Data records for software interfaces
•••••

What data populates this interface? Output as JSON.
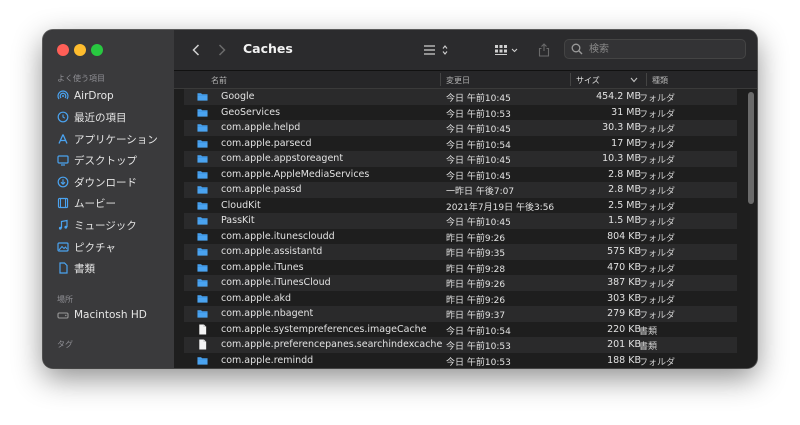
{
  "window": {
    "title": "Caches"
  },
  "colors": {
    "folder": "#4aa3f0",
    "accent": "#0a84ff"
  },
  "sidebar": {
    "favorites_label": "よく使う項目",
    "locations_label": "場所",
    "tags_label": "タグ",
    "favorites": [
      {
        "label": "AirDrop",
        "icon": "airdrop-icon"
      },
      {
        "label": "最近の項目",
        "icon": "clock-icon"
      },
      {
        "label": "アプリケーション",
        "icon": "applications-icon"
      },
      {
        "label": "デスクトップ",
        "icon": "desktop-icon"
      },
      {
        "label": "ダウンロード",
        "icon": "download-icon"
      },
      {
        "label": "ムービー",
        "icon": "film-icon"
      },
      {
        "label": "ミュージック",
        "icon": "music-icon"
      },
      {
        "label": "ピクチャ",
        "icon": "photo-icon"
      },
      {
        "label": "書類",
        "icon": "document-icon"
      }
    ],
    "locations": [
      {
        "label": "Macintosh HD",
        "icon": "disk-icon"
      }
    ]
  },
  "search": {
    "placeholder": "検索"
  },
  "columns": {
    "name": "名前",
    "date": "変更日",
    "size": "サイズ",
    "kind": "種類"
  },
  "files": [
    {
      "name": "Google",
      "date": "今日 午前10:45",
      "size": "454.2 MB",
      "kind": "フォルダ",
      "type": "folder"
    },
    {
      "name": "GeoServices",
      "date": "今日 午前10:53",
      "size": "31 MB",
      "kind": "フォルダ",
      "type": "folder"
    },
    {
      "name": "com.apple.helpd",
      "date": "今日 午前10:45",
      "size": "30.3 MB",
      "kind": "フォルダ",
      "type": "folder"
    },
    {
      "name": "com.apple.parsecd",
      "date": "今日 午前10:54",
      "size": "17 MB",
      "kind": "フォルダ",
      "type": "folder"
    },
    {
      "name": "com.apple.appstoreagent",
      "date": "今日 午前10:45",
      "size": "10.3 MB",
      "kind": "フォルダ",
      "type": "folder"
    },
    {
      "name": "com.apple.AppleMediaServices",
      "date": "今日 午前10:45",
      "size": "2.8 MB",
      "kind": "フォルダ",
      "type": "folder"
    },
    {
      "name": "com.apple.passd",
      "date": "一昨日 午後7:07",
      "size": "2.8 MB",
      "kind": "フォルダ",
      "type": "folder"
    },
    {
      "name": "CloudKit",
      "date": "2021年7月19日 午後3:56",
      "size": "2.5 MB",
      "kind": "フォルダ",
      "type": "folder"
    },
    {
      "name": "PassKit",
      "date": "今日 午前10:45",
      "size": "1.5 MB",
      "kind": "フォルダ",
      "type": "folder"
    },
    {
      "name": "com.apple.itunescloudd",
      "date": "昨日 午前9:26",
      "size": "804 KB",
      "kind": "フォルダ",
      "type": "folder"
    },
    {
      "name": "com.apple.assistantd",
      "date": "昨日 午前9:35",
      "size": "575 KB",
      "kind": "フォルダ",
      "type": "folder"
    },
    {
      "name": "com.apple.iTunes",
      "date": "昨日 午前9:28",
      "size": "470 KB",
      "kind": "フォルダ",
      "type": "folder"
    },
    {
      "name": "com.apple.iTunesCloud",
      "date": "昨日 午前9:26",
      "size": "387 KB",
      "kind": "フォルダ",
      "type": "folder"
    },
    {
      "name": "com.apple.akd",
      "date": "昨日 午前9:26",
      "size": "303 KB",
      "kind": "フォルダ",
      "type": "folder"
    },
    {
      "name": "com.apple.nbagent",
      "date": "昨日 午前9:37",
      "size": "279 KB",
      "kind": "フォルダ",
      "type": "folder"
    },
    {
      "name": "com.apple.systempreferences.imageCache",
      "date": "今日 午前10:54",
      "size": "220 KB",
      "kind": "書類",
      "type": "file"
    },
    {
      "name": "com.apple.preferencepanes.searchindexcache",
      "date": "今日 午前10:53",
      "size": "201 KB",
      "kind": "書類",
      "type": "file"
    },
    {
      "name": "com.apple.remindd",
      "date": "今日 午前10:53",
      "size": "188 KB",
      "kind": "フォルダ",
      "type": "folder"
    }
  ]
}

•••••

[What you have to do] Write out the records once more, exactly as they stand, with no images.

[Response area]
What data populates this interface? Output as JSON.
{
  "window": {
    "title": "Caches"
  },
  "colors": {
    "folder": "#4aa3f0",
    "accent": "#0a84ff"
  },
  "sidebar": {
    "favorites_label": "よく使う項目",
    "locations_label": "場所",
    "tags_label": "タグ",
    "favorites": [
      {
        "label": "AirDrop",
        "icon": "airdrop-icon"
      },
      {
        "label": "最近の項目",
        "icon": "clock-icon"
      },
      {
        "label": "アプリケーション",
        "icon": "applications-icon"
      },
      {
        "label": "デスクトップ",
        "icon": "desktop-icon"
      },
      {
        "label": "ダウンロード",
        "icon": "download-icon"
      },
      {
        "label": "ムービー",
        "icon": "film-icon"
      },
      {
        "label": "ミュージック",
        "icon": "music-icon"
      },
      {
        "label": "ピクチャ",
        "icon": "photo-icon"
      },
      {
        "label": "書類",
        "icon": "document-icon"
      }
    ],
    "locations": [
      {
        "label": "Macintosh HD",
        "icon": "disk-icon"
      }
    ]
  },
  "search": {
    "placeholder": "検索"
  },
  "columns": {
    "name": "名前",
    "date": "変更日",
    "size": "サイズ",
    "kind": "種類"
  },
  "files": [
    {
      "name": "Google",
      "date": "今日 午前10:45",
      "size": "454.2 MB",
      "kind": "フォルダ",
      "type": "folder"
    },
    {
      "name": "GeoServices",
      "date": "今日 午前10:53",
      "size": "31 MB",
      "kind": "フォルダ",
      "type": "folder"
    },
    {
      "name": "com.apple.helpd",
      "date": "今日 午前10:45",
      "size": "30.3 MB",
      "kind": "フォルダ",
      "type": "folder"
    },
    {
      "name": "com.apple.parsecd",
      "date": "今日 午前10:54",
      "size": "17 MB",
      "kind": "フォルダ",
      "type": "folder"
    },
    {
      "name": "com.apple.appstoreagent",
      "date": "今日 午前10:45",
      "size": "10.3 MB",
      "kind": "フォルダ",
      "type": "folder"
    },
    {
      "name": "com.apple.AppleMediaServices",
      "date": "今日 午前10:45",
      "size": "2.8 MB",
      "kind": "フォルダ",
      "type": "folder"
    },
    {
      "name": "com.apple.passd",
      "date": "一昨日 午後7:07",
      "size": "2.8 MB",
      "kind": "フォルダ",
      "type": "folder"
    },
    {
      "name": "CloudKit",
      "date": "2021年7月19日 午後3:56",
      "size": "2.5 MB",
      "kind": "フォルダ",
      "type": "folder"
    },
    {
      "name": "PassKit",
      "date": "今日 午前10:45",
      "size": "1.5 MB",
      "kind": "フォルダ",
      "type": "folder"
    },
    {
      "name": "com.apple.itunescloudd",
      "date": "昨日 午前9:26",
      "size": "804 KB",
      "kind": "フォルダ",
      "type": "folder"
    },
    {
      "name": "com.apple.assistantd",
      "date": "昨日 午前9:35",
      "size": "575 KB",
      "kind": "フォルダ",
      "type": "folder"
    },
    {
      "name": "com.apple.iTunes",
      "date": "昨日 午前9:28",
      "size": "470 KB",
      "kind": "フォルダ",
      "type": "folder"
    },
    {
      "name": "com.apple.iTunesCloud",
      "date": "昨日 午前9:26",
      "size": "387 KB",
      "kind": "フォルダ",
      "type": "folder"
    },
    {
      "name": "com.apple.akd",
      "date": "昨日 午前9:26",
      "size": "303 KB",
      "kind": "フォルダ",
      "type": "folder"
    },
    {
      "name": "com.apple.nbagent",
      "date": "昨日 午前9:37",
      "size": "279 KB",
      "kind": "フォルダ",
      "type": "folder"
    },
    {
      "name": "com.apple.systempreferences.imageCache",
      "date": "今日 午前10:54",
      "size": "220 KB",
      "kind": "書類",
      "type": "file"
    },
    {
      "name": "com.apple.preferencepanes.searchindexcache",
      "date": "今日 午前10:53",
      "size": "201 KB",
      "kind": "書類",
      "type": "file"
    },
    {
      "name": "com.apple.remindd",
      "date": "今日 午前10:53",
      "size": "188 KB",
      "kind": "フォルダ",
      "type": "folder"
    }
  ]
}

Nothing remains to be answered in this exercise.